This is why I was really disappointed over the past few weeks by some social media posts doing the rounds, and the comments on them by members of this very industry.

One I’d like to reference particularly was posted on a regional roading issues group, with a picture of a log truck asking if it were loaded correctly and commenting that it appeared “pretty unsafe”. That was all, no other remarks or slights on the driver or the industry. It was a reasonable, legitimate question, especially if made by someone who has no familiarity with the industry or loading and transporting logs.

Of the 49 comments on the post (at which point, the moderator disabled comments), six gave a straightforward, respectful answer. Most of the rest were rude, sarcastic, stroppy, insulting or some combination of these.

It’s not the first time I’ve written about the pros and cons of social media and how we choose to use it, nor is it often I feel the need, or that it is my place, to act like Dad in these editorials … but, really, there is no need for any of that.
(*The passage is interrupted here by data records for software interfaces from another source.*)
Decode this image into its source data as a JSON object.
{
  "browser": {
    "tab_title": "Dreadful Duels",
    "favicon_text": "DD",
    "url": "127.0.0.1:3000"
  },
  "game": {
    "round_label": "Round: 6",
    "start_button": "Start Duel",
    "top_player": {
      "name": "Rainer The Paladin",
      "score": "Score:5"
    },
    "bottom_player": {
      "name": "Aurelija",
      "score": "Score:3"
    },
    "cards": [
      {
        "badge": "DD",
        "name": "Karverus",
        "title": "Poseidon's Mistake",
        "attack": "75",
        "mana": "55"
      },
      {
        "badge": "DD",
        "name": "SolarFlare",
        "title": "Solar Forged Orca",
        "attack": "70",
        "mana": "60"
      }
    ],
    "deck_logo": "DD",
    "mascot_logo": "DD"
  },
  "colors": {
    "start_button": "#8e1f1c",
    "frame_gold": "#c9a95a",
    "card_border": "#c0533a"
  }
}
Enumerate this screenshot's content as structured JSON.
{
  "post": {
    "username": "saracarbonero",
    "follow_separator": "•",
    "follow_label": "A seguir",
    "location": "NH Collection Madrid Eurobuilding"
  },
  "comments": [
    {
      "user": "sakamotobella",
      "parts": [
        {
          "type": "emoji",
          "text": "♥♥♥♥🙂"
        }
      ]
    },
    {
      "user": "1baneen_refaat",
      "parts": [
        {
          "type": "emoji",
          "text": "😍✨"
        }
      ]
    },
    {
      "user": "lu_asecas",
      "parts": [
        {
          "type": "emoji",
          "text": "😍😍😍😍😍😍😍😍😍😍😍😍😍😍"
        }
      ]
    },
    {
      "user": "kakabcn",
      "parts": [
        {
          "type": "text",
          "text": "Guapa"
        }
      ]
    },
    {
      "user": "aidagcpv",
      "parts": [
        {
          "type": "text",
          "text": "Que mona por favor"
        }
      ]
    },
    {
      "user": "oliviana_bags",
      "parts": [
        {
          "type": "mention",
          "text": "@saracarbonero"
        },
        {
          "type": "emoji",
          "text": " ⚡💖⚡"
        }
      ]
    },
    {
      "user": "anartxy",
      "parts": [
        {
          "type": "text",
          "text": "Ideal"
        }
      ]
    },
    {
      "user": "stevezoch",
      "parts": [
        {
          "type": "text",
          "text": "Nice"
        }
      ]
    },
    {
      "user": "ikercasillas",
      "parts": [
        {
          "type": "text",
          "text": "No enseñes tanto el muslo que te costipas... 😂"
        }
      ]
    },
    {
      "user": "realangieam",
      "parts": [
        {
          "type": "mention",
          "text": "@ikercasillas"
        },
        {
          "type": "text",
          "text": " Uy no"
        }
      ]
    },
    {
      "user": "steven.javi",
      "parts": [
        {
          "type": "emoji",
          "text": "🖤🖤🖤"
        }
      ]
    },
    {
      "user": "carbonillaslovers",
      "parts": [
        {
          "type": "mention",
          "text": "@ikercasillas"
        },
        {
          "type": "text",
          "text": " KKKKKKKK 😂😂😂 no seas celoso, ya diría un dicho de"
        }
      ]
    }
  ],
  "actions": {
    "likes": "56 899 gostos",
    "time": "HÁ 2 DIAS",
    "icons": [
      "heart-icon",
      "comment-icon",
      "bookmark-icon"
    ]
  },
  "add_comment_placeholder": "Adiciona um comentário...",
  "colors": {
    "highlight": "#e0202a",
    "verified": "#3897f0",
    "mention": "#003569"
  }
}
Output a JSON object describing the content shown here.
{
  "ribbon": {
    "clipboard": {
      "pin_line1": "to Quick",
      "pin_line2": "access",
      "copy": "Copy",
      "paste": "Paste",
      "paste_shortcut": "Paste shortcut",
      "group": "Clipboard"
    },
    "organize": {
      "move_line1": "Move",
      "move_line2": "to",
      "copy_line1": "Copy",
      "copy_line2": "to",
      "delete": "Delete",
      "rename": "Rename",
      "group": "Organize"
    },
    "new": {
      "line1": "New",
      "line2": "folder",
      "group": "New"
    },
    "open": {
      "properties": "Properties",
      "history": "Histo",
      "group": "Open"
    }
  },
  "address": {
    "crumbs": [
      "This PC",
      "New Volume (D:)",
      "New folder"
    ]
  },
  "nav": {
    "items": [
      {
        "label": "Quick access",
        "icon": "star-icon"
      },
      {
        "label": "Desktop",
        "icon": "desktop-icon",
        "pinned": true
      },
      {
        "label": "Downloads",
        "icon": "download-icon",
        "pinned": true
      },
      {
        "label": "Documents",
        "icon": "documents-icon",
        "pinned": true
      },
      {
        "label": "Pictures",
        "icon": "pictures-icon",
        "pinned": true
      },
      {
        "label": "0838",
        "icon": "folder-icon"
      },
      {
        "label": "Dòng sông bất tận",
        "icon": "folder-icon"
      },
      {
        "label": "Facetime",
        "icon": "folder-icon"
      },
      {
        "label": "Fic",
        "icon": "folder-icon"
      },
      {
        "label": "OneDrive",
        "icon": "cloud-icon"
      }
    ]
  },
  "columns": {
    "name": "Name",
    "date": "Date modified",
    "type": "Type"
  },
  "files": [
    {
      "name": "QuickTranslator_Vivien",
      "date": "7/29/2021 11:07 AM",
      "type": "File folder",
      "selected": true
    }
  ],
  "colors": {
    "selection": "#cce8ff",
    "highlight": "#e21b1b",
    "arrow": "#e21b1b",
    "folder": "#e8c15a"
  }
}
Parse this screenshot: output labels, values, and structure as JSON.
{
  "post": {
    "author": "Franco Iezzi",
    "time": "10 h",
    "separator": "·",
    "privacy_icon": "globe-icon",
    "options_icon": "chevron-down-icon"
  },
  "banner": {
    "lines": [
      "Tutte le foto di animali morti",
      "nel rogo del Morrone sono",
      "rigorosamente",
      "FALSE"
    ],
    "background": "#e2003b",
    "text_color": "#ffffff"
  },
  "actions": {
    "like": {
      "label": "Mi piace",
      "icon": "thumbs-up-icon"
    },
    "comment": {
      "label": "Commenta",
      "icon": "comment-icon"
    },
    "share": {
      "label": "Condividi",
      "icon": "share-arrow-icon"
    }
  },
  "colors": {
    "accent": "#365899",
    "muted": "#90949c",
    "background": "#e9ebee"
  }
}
Instead of offering an answer to the question or taking the opportunity to educate people about the art of loading and restraining logs, most commentors chose to put down the person and, in doing so, portray the wrong image of the industry and its people.

What we say and do, and how we say and do it, says a lot about us – regardless of whether we’re behind the keyboard or face to face. Digital platforms are as much a space for public interation as a truck show or having a yarn with someone while getting a coffee at the side of the road.

It doesn’t matter what you drive, who you drive for, where you are, or who you’re talking to; the industry’s image, reputation and importance are bigger than any one of us. Besides, it costs nothing to be nice.

Dad rant over. Enjoy the month, and get out to some truck shows.